Le 11 février 1858 -- C'est son fête Notre Dame de Lourdes: Près du village pyrénéen de Lourdes, une jeune femme serait apparue à Bernadette Soubirous, dans une grotte appelée Massabielle. Selon ses dires, la petite bergère assista dans les semaines qui suivirent à plusieurs apparitions du même type. Au cours de l'une d'elles, la Dame lui confia: « Je suis l'Immaculée Conception » (c'est-à-dire épargnée dès sa conception par le péché originel). La bergère rapporta ces mots à son curé sans savoir que le pape Pie IX avait proclamé quatre ans plus tôt le dogme de l'Immaculée Conception à propos de Marie, la mère du Christ. Les apparitions de la grotte miraculeuse stimulèrent la dévotion à Marie ... et firent de Lourdes l'un des plus célèbres pèlerinages du monde.

An interesting but long read (watch the movie when it's available); this looks like (in part) a translated page, but retains readable English: (The hymn of triumph burst forth: "te Deum laudamus." At the same moment the great bell of St. Peter's [Rome] rang out, and with it every bell in the Eternal City). This is the final chapter of "Saint Bernadette Soubirous" by Abbé François Trochu (published by Tan Books). -- He hath exalted the humble:

There was no trace of corruption. The flesh was parched but intact, and it had preserved its whiteness. Her head, which was covered in the cap and veil, and her hands, which were crossed over her heart, holding the tarnished crucifix and the rosary corroded with rust, were slightly inclined to the left. Her eyes, deeply sunk in their sockets, were found to be completely closed. Her lips were partially open, as in a smile.... The touching attitude of the little dead body, as Bishop Gauthey remarked, recalled that of the young virgins in the first centuries discovered in the catacombs. On August 13th, 1913, Pope Pius X signed the decree for the introduction of the Cause [of the Process of Beatification & Canonization]. By that very fact Bernadette received the title of Venerable.

You should clearly note that the pilgrimages for healing are not to the Sainte who saw Mary (Bernadette is elsewhere). The pilgrimage occurs because Mary appeared there and sanctified the place. Now a campus of worship structures (built to handle the crowds) has become the pilgrim's destination, as it memorializes the appearance, through the veneration of Mary and worship of the Lord. see also
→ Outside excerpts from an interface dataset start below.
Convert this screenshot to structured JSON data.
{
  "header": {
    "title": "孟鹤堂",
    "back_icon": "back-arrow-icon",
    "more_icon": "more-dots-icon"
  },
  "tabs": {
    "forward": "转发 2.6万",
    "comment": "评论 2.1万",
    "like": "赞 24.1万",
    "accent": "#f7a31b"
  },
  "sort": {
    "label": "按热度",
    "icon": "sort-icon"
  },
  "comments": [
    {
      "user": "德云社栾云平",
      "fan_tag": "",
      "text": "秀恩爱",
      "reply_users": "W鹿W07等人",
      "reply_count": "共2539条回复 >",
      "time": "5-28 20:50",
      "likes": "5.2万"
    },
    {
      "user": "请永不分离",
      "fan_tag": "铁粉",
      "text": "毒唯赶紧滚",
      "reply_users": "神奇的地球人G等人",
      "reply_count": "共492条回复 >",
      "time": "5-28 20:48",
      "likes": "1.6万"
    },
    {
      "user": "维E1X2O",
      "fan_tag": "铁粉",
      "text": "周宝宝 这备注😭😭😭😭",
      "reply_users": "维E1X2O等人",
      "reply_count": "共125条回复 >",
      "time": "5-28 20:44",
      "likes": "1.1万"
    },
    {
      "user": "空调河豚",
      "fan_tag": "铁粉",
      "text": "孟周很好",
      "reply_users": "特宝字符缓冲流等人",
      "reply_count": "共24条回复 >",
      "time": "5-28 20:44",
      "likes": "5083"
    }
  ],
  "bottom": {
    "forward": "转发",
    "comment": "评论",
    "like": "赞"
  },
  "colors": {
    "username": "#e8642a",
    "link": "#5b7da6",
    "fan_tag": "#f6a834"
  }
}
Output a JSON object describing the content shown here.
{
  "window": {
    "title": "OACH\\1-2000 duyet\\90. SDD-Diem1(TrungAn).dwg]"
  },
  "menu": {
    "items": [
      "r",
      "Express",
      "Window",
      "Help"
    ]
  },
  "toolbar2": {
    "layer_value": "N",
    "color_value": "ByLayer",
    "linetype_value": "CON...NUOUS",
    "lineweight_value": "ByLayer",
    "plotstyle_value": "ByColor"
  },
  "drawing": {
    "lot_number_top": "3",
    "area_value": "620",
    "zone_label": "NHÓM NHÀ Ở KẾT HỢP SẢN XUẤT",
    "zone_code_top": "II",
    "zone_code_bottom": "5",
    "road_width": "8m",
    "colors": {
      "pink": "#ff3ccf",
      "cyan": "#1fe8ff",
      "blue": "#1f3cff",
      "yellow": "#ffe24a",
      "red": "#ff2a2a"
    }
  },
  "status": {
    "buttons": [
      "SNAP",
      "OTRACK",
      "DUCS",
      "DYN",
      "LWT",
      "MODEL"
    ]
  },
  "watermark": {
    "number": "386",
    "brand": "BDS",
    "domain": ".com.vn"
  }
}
Le 18 Février à été choisi pour fêter Sainte Bernadette, car c'est à cette date que la Vierge Marie lui dit : « Je ne vous promets pas de vous rendre heureuse en ce monde, mais dans l'autre. » Elle meurt le 16 avril 1879 à 35 ans. Elle est béatifiée le 14 juin 1925 puis canonisée le 8 décembre 1933. Son corps retrouvé intact, repose depuis 1925.

The burial place of Sainte Bernadette Soubirous (Convent of the Sisters of Charity) is at Nevers. Her remains have been placed in a gold and crystal reliquary in the Chapel of Sainte Bernadette at the mother house. Many pilgrims visit the body of Bernadette, which to this day remains intact, despite being over one hundred and thirty years old.

Current Newsletter -- Pau once again is a Tour de France 2011 Host site.

Maritime -- Bayonne and Dax -- Orléans -- Bordeaux -- Poitiers -- Nantes -- Auch -- Tarbes -- Foix and Tarascon-sur-Ariège

New: 05/26/08
last revised 14 February 2017